> [EXERCISE OBJECTIVE]: Line by line, count where the string "icon" appears in the listing, then give the number of such lines alone.

> [INPUT DATA]:

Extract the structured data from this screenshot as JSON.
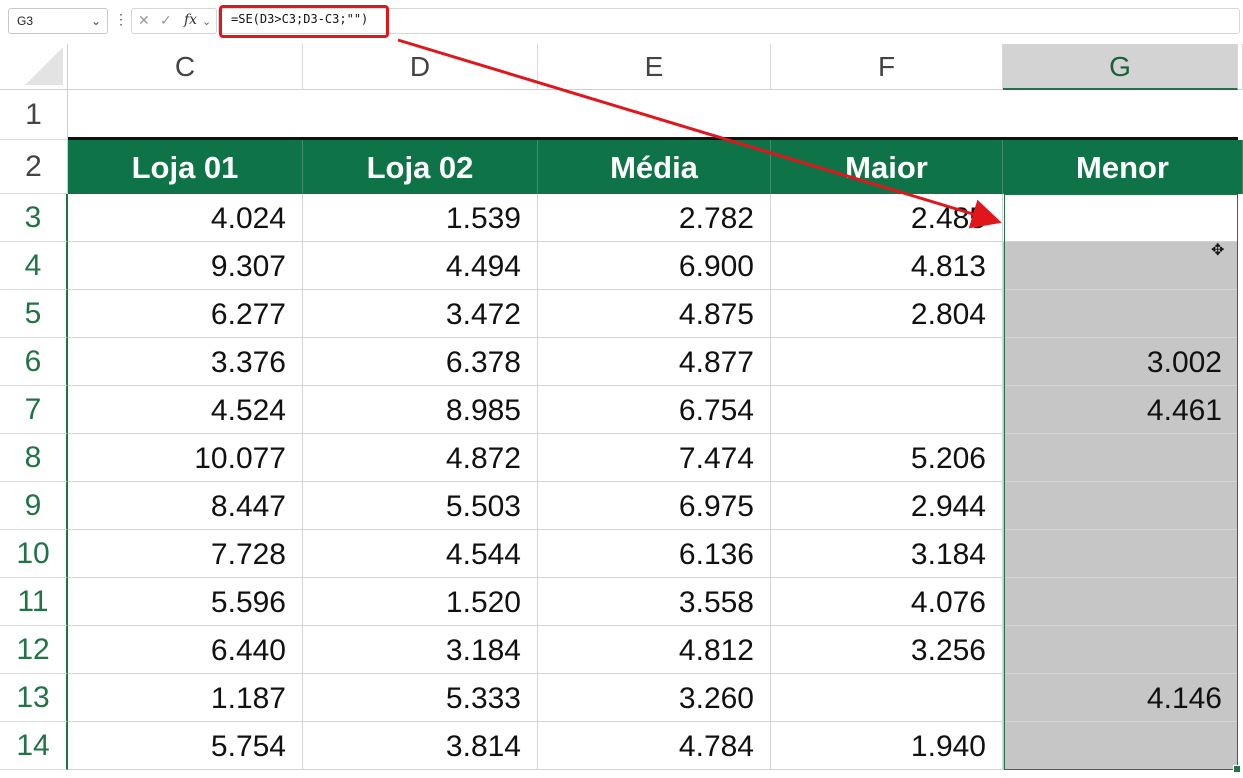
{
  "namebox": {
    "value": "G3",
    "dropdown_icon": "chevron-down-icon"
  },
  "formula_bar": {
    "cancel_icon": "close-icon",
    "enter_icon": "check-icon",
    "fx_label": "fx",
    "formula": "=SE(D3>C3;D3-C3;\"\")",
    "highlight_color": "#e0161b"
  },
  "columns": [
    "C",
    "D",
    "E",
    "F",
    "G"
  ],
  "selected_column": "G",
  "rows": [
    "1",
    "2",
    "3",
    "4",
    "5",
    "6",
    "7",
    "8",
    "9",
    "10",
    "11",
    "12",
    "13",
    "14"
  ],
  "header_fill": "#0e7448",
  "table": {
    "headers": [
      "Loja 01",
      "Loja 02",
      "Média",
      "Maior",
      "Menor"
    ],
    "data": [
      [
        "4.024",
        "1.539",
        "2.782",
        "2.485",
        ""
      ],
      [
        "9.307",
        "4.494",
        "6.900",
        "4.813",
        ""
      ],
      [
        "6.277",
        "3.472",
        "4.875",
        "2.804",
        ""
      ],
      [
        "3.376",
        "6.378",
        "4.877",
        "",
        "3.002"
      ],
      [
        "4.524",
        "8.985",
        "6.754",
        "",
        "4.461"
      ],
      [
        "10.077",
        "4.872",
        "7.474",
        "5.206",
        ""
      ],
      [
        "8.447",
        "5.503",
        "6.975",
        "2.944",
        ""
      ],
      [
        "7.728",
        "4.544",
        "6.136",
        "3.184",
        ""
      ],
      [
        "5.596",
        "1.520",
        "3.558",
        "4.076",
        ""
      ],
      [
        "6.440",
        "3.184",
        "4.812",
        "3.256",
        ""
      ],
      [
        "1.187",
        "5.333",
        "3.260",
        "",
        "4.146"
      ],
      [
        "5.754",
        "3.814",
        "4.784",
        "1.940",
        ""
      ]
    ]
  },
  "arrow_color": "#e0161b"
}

> [ANSWER]: 3